- _Exercise instructions_
Could you copy every line from the material below in which "Universita" appears?

==== Record excerpts

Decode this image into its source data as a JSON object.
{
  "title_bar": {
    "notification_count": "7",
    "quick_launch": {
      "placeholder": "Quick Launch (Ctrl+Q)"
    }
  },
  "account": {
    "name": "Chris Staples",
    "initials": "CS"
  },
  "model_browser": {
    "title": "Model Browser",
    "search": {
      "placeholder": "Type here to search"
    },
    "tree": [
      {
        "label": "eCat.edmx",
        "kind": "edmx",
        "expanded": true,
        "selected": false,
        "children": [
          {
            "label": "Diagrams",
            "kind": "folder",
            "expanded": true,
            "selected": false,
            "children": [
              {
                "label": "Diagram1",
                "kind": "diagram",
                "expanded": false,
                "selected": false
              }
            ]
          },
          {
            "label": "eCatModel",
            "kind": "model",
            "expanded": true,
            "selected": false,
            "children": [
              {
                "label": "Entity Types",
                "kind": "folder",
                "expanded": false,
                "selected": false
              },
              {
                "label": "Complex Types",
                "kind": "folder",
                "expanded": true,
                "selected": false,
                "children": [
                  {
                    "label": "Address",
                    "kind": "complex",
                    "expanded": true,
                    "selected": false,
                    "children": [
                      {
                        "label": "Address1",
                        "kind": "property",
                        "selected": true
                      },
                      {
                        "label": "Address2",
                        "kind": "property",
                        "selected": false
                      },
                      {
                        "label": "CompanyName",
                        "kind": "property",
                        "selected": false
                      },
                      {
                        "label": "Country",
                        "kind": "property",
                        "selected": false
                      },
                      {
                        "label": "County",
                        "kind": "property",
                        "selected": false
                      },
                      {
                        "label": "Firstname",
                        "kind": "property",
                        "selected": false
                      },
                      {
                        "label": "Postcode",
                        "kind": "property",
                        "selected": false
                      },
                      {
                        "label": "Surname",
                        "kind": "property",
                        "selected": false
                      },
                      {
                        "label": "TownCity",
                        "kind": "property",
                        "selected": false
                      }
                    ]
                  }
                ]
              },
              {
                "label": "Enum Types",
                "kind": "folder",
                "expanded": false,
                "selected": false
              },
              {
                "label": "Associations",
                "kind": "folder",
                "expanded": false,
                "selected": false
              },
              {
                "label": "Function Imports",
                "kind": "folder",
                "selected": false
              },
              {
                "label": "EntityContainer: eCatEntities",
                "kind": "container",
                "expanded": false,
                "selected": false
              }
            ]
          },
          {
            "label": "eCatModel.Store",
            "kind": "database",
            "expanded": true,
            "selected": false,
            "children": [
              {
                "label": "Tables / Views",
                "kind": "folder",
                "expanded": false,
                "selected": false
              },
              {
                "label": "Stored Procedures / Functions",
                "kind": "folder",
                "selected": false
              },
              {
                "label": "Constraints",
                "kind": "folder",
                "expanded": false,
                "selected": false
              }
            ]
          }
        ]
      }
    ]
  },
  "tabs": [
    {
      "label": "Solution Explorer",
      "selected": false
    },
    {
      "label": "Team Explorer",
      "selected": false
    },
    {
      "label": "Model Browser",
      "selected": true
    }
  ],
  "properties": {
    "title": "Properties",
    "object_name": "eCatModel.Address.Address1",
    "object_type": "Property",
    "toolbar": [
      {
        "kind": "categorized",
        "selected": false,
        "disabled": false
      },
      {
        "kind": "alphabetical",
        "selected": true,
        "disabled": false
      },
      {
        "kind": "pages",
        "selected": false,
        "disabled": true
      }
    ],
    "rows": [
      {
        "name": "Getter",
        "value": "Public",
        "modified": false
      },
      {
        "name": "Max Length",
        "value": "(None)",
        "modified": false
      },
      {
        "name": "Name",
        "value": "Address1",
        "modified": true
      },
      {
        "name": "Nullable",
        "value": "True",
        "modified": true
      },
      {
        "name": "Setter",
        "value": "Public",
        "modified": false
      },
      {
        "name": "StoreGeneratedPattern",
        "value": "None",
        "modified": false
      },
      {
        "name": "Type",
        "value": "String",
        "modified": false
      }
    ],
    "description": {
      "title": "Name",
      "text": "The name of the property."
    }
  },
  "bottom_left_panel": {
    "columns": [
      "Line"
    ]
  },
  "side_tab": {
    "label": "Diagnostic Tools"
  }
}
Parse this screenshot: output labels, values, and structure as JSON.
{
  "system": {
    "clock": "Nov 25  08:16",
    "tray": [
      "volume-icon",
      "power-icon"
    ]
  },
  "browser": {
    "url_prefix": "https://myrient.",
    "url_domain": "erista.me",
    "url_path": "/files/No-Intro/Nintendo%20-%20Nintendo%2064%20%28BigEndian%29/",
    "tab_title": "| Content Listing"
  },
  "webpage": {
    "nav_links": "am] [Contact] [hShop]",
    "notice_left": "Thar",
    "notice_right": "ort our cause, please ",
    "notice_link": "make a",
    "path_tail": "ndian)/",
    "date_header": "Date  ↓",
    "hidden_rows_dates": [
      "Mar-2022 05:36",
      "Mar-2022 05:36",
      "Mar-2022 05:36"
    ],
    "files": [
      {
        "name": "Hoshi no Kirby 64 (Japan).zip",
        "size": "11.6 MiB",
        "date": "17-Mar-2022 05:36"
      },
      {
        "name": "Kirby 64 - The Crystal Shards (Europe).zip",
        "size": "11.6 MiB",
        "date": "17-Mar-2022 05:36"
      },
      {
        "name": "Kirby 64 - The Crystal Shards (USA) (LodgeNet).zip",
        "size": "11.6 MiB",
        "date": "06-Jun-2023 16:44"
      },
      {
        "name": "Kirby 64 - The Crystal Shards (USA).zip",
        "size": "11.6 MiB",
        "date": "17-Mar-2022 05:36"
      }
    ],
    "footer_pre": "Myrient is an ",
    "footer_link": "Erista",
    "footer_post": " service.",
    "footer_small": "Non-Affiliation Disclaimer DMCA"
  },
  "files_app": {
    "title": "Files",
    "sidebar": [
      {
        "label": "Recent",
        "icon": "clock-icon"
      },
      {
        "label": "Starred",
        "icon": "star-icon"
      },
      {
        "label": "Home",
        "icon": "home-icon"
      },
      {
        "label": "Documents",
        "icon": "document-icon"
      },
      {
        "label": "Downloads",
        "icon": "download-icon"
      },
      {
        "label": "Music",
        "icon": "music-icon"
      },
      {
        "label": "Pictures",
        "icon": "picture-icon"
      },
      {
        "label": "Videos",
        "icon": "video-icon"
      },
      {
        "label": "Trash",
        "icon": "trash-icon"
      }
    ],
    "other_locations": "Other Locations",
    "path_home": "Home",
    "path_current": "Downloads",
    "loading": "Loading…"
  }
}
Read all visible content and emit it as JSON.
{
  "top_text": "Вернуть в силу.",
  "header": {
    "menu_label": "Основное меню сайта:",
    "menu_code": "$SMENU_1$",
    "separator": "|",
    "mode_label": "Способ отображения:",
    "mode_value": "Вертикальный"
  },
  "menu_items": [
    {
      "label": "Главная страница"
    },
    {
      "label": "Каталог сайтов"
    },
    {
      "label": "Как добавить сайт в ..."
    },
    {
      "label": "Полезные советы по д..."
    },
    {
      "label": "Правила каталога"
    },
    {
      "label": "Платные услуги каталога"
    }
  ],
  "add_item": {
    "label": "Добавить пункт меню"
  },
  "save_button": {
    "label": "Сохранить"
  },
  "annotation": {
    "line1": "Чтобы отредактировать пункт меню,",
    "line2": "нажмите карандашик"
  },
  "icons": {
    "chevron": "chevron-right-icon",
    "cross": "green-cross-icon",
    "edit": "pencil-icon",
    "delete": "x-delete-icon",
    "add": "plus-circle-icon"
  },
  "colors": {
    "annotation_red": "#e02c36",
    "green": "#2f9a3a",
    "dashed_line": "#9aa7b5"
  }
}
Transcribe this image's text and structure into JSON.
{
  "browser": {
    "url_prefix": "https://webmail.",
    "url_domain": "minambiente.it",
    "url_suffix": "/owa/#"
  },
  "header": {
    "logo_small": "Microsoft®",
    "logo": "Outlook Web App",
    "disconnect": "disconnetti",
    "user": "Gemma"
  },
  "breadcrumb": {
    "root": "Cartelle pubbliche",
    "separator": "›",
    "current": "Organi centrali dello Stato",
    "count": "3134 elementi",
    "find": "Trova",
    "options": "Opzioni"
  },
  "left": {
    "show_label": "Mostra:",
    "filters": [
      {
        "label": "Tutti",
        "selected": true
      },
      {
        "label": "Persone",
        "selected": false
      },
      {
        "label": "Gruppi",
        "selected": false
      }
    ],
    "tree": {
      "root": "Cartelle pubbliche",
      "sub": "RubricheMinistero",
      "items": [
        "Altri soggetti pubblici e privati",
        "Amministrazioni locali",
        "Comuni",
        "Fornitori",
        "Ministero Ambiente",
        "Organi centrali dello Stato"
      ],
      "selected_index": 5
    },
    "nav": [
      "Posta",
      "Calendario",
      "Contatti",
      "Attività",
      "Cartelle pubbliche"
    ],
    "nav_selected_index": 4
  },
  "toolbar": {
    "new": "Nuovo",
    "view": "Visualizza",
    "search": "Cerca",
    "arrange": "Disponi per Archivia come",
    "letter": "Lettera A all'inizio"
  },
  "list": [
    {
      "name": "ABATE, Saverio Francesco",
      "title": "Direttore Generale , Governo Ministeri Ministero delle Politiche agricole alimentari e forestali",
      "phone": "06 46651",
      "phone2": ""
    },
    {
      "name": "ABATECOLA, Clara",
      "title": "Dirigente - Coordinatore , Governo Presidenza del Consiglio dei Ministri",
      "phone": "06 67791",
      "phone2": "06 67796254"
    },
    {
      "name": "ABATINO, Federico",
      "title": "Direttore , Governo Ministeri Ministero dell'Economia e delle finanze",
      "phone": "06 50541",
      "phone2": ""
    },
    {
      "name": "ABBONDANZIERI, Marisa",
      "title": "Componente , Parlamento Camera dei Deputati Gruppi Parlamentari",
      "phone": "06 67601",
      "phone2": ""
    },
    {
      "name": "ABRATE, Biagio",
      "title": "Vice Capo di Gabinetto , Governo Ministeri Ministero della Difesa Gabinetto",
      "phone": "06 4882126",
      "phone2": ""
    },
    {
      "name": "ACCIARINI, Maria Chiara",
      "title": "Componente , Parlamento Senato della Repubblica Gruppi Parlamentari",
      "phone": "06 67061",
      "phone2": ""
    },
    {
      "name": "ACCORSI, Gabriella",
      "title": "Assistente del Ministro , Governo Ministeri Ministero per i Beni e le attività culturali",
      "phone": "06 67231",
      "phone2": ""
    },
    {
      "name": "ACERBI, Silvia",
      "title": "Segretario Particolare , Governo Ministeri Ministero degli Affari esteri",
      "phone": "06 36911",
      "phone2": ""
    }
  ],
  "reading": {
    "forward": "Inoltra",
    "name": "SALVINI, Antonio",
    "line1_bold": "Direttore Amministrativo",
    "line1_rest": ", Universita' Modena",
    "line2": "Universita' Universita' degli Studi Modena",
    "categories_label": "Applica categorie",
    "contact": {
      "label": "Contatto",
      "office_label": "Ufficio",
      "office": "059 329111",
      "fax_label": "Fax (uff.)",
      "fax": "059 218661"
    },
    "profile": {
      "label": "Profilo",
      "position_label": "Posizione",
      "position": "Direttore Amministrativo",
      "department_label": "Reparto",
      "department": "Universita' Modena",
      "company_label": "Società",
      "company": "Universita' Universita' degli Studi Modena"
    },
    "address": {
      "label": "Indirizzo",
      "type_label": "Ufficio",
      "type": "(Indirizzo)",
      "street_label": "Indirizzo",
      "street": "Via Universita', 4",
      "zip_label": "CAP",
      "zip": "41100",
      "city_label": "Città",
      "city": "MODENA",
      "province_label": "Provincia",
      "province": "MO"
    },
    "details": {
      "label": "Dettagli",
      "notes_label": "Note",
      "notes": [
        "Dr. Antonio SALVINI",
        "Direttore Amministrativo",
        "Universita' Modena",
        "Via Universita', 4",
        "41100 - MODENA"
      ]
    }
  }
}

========

- _Worked solution_
    "line1_rest": ", Universita' Modena",
    "line2": "Universita' Universita' degli Studi Modena",
      "department": "Universita' Modena",
      "company": "Universita' Universita' degli Studi Modena"
      "street": "Via Universita', 4",
        "Universita' Modena",
        "Via Universita', 4",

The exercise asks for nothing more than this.